Our goal was to not move any leftover furniture that wouldn’t fit into any of our cars (two compact cars and a Honda station wagon). Anything bigger that remained after the moving weekend would be picked up by Salvation Army. As the last weekend of August drew near, there was one such troublesome item left: an attractive but bulky two-shelf TV cabinet made by my brother years ago for our Dad. It was housing a 19-inch analog TV, and it was accordingly deep, 23 inches to be exact. Although it had the great selling point of castors, big-ass analog TVs are not so popular anymore, so the cabinet had limited appeal. As wonderful as this cabinet was, none of us had room for it in our homes, and it did not pass the car-fitting test to even get it to my house for the leftovers yard sale we were planning for early October. No one who came to the apartment to pick up other items was interested in it. An e-mail plea to family and friends and my sister’s 900-plus Facebook friends and her seemingly endless supply of worthy co-workers came to naught. We posted it on Freecycle.com hoping it would be snapped up as fast as some other items. But after a few days of missed connections by just two interested parties, I scheduled a pickup by Salvation Army for the last week. At last, one of the Freecyclers came through and we rolled it out to her SUV just before moving weekend. She planned to use it to store her crafts supplies, so not only did it find a new home, but a new use. We found that a number of people are “repurposing” things.
The last difficult item was the aforementioned 19-inch analog TV, which worked except for about 3 inches of faint horizontal lines running across the screen at all times on all channels. We knew the TV was on its last legs and felt bad even trying to Freecycle it. But try we did, and alas, even Freecyclers had no interest. Plan C was to take it to an electronics recycling joint after the final cleaning night. But a last-ditch e-mail found another co-worker, whose soon-to-be-ex husband ran off with their TV. Now someone else is enjoying the TV on which Mom watched countless NCIS marathons and Tom Selleck movies while lounging in her glider.
As for me, I have Mom’s roll-top desk, where she figured all her accounts, kept track of her students and wrote cards and letters to friends and family. I have many other things of hers — clothes, shoes, jewelry, bookmarks, make-up (especially her Bonne Bell White White, which I had long been out of and which may be out of production). Yes, these are all just things, but they keep her alive, not only in our homes, but in us and in the homes and hearts of all the people who use the “stuff” she once cherished and enjoyed.

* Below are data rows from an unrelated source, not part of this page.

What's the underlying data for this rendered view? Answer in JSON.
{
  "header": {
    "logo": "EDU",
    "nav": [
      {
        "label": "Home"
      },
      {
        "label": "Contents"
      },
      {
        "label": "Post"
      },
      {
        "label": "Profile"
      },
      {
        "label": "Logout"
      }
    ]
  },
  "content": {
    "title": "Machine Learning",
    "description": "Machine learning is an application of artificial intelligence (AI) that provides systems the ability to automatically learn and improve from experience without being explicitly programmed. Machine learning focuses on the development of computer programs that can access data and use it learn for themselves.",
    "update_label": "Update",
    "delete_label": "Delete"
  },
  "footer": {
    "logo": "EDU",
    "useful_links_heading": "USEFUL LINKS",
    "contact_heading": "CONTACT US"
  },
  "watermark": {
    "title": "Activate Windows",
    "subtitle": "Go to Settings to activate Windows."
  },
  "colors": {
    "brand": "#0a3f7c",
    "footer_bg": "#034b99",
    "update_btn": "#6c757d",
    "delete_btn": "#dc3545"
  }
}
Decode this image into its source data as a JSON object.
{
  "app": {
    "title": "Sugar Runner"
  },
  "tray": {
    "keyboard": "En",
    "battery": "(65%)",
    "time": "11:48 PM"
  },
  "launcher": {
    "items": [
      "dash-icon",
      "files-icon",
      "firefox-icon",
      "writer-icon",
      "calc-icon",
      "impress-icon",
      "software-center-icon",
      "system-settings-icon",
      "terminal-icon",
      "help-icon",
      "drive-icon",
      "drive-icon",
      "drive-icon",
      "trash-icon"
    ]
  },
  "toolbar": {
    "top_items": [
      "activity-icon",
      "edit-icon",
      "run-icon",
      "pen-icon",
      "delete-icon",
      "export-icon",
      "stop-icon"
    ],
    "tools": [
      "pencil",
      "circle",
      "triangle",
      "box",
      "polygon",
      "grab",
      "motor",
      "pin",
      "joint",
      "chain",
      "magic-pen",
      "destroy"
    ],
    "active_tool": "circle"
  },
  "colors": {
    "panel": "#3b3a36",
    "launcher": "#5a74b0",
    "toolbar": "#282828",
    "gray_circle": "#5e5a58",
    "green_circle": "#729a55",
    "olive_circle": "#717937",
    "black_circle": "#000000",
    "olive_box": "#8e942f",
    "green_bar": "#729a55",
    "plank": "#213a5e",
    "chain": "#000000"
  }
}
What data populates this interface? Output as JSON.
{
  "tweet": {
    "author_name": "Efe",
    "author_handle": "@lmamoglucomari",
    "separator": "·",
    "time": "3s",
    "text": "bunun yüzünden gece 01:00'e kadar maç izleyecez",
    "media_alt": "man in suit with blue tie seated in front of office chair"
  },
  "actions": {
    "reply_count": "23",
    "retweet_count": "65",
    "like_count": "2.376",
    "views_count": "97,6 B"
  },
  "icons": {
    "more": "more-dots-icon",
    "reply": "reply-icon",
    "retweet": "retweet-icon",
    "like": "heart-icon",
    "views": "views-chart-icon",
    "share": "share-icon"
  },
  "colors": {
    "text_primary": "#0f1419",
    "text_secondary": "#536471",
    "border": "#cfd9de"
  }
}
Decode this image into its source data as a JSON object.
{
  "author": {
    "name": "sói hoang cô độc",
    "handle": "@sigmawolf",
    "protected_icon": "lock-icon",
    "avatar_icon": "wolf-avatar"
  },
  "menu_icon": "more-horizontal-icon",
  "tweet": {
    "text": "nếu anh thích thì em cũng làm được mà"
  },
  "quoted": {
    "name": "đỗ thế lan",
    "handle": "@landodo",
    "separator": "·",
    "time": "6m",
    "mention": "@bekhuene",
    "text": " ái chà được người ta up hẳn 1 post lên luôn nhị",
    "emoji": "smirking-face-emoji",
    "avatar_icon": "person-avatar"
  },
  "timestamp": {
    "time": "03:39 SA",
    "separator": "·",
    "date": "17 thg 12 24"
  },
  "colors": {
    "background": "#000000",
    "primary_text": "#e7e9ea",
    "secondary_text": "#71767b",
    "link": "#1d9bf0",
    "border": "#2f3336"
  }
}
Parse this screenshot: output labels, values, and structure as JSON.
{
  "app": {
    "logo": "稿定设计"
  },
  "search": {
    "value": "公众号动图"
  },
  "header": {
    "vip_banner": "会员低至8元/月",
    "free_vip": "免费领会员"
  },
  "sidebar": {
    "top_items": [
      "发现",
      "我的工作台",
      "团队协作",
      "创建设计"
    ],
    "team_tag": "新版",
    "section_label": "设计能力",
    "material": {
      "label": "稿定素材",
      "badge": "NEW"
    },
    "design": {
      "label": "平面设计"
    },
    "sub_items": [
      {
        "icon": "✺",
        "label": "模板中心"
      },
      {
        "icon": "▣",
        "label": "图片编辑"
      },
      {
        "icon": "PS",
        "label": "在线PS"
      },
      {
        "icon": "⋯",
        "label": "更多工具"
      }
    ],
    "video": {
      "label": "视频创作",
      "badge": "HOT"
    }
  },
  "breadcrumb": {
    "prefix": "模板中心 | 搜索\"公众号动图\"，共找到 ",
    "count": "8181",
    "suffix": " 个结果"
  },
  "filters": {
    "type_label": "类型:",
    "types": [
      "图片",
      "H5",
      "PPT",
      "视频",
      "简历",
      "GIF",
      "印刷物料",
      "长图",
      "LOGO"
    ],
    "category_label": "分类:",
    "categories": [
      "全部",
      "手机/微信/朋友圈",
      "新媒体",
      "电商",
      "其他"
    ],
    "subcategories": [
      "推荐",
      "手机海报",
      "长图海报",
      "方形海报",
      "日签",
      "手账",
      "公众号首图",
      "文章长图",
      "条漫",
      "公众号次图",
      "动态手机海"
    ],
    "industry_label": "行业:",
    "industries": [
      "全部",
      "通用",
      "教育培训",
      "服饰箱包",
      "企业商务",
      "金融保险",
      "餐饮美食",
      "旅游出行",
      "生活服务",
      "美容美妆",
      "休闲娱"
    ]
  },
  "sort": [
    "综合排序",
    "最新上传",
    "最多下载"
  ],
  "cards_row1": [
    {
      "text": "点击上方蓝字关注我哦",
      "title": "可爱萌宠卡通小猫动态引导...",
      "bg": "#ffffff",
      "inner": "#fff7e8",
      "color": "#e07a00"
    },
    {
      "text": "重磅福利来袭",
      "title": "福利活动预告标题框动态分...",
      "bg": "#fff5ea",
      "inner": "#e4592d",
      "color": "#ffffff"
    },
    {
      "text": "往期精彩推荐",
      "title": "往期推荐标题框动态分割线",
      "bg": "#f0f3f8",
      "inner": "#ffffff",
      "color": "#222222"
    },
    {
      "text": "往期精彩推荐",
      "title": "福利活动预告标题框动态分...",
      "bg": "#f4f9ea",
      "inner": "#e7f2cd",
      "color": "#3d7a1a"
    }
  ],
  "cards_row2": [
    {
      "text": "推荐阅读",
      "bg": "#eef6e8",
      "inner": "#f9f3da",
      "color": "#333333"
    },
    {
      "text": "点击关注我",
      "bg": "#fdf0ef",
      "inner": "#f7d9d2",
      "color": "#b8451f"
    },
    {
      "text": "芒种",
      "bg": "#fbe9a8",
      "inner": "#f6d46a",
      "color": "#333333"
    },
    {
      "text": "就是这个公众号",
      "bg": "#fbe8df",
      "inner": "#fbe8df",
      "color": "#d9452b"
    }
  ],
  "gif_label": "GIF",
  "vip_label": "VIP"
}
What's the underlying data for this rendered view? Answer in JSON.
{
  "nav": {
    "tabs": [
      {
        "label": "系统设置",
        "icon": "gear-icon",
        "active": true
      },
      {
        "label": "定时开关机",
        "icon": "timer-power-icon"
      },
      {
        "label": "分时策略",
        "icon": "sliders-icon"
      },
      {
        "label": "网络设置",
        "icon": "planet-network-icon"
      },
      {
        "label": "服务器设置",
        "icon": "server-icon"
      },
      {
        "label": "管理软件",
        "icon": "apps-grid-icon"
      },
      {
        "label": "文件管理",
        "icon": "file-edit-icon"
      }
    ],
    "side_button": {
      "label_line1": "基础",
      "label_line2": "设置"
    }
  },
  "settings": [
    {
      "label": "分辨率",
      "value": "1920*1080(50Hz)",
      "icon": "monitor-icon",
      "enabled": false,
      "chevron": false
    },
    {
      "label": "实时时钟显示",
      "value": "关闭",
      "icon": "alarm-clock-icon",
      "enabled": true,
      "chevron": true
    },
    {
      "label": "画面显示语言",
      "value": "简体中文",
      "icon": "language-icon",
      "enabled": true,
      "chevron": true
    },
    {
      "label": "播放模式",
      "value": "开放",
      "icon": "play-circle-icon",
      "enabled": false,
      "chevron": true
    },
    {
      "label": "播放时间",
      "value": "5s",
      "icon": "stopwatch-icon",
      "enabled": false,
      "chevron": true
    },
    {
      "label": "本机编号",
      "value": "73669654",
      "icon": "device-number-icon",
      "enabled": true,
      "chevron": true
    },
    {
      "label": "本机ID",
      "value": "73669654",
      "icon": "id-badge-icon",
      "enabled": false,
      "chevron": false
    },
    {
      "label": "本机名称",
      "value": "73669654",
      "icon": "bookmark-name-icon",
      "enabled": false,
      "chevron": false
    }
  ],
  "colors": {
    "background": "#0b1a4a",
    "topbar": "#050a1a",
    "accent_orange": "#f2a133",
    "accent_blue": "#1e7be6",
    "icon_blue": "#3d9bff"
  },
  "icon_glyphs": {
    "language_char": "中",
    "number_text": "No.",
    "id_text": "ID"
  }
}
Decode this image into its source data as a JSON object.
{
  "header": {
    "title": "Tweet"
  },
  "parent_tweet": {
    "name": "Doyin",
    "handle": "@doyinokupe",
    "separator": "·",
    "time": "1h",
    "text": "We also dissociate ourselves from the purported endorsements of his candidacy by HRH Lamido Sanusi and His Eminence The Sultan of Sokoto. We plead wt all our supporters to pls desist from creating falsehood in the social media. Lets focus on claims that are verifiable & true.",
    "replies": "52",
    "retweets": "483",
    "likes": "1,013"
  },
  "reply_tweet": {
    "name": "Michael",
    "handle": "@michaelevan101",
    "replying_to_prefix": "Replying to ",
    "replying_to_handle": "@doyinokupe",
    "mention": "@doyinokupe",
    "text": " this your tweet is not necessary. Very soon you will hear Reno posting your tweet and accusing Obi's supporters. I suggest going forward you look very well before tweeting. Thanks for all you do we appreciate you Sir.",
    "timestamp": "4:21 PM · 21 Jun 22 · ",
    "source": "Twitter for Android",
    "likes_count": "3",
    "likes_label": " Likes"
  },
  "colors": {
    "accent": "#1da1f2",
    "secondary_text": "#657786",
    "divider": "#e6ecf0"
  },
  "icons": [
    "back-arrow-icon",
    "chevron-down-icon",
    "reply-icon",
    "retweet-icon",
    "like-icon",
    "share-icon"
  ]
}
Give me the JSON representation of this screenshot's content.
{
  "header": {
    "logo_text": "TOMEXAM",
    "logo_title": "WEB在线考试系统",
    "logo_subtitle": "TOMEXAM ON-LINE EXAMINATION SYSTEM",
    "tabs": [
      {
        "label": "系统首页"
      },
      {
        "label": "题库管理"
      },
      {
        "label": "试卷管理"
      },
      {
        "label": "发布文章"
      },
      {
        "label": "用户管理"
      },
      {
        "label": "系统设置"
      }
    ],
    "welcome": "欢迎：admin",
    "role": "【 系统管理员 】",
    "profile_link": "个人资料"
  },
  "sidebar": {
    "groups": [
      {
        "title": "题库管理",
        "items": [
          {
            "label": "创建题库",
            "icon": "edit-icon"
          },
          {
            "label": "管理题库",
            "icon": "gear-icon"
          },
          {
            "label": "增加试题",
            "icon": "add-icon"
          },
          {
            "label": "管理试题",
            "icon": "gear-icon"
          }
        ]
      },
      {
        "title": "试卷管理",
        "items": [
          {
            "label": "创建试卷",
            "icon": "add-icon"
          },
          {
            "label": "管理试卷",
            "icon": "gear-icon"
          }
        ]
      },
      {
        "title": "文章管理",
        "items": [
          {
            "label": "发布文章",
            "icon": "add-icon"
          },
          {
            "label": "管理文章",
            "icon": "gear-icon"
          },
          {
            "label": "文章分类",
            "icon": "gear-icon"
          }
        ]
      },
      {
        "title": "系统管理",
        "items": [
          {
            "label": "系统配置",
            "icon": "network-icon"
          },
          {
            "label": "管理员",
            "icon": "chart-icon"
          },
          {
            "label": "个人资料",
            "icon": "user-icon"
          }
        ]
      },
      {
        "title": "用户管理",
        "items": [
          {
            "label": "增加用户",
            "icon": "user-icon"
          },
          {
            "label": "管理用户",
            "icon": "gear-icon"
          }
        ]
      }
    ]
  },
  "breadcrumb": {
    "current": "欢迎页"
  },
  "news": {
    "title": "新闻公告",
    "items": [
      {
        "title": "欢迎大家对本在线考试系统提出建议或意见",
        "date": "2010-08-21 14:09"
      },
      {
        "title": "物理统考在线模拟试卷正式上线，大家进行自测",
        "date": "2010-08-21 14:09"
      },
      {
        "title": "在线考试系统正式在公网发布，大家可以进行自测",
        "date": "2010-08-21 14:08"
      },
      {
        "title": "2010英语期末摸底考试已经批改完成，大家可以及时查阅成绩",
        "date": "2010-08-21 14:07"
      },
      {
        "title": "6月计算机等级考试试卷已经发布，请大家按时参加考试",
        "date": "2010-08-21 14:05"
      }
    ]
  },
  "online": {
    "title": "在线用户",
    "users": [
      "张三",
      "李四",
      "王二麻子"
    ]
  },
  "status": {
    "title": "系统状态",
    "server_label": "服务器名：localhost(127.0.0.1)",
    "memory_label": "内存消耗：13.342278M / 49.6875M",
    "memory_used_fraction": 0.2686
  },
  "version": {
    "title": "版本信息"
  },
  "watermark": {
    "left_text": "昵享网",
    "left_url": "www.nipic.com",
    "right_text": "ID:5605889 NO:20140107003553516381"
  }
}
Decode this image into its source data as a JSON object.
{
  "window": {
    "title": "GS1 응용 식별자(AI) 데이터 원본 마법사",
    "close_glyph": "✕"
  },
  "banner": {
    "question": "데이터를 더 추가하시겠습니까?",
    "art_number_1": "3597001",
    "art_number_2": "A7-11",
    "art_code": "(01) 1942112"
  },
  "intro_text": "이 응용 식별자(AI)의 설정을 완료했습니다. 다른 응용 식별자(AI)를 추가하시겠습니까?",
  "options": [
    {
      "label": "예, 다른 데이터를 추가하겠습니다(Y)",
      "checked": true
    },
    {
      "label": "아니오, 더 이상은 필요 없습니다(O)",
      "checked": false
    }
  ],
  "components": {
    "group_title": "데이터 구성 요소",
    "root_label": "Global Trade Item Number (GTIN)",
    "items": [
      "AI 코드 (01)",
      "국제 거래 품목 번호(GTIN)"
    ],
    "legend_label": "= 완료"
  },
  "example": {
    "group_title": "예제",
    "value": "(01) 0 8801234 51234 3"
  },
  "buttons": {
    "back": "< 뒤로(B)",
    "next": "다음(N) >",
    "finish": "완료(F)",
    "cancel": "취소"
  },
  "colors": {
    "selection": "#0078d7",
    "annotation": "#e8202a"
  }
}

And I now have my mother’s grand piano, which is truly a symbol of her identity. My entire home office was displaced in order to fit the piano into the house, into its own room. But before the end of the first day of the piano’s arrival, it looked like it had always been there, always belonged there. Mom’s piano had found its new home.
— Eileen P. Duggan